Entries from a dataset of interfaces ->
* * *

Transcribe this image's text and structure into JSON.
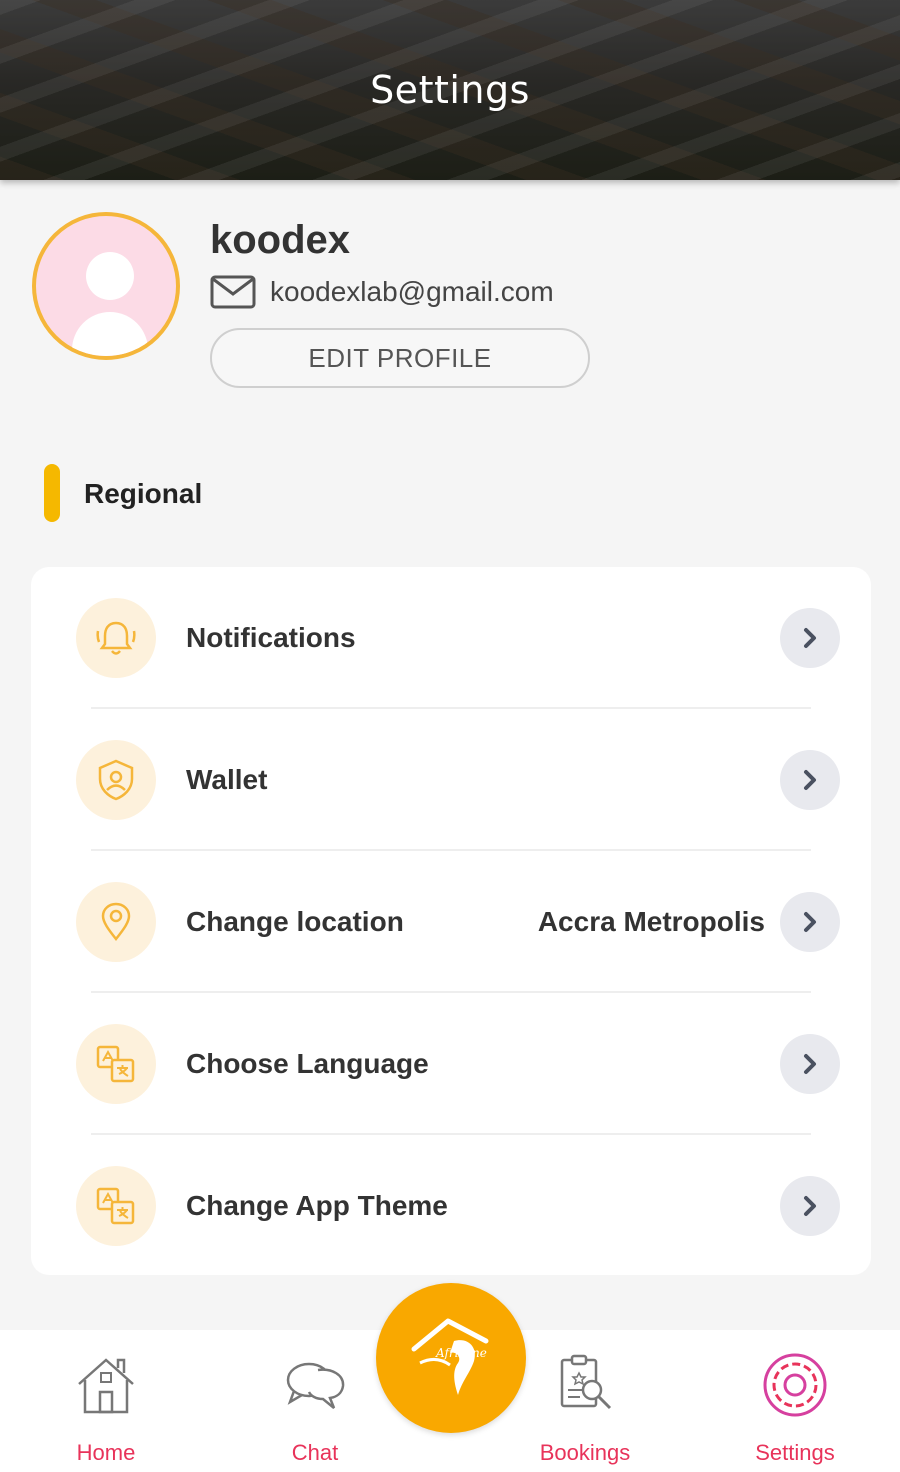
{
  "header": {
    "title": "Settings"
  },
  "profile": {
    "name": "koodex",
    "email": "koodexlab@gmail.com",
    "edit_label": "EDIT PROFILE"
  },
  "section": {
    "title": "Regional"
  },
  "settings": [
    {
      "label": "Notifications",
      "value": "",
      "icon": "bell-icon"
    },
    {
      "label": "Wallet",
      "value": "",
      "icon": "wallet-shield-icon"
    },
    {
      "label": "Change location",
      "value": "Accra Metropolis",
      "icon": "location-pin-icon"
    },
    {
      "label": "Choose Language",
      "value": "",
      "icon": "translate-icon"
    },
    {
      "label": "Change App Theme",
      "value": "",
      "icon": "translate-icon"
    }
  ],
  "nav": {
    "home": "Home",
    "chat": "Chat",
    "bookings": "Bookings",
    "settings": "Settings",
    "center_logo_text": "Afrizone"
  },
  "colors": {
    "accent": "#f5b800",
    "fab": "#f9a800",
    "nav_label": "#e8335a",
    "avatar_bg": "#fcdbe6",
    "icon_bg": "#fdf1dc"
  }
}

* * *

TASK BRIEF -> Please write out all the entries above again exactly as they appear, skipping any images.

OUTPUT OF THE EXERCISE ->
Transcribe this image's text and structure into JSON.
{
  "header": {
    "title": "Settings"
  },
  "profile": {
    "name": "koodex",
    "email": "koodexlab@gmail.com",
    "edit_label": "EDIT PROFILE"
  },
  "section": {
    "title": "Regional"
  },
  "settings": [
    {
      "label": "Notifications",
      "value": "",
      "icon": "bell-icon"
    },
    {
      "label": "Wallet",
      "value": "",
      "icon": "wallet-shield-icon"
    },
    {
      "label": "Change location",
      "value": "Accra Metropolis",
      "icon": "location-pin-icon"
    },
    {
      "label": "Choose Language",
      "value": "",
      "icon": "translate-icon"
    },
    {
      "label": "Change App Theme",
      "value": "",
      "icon": "translate-icon"
    }
  ],
  "nav": {
    "home": "Home",
    "chat": "Chat",
    "bookings": "Bookings",
    "settings": "Settings",
    "center_logo_text": "Afrizone"
  },
  "colors": {
    "accent": "#f5b800",
    "fab": "#f9a800",
    "nav_label": "#e8335a",
    "avatar_bg": "#fcdbe6",
    "icon_bg": "#fdf1dc"
  }
}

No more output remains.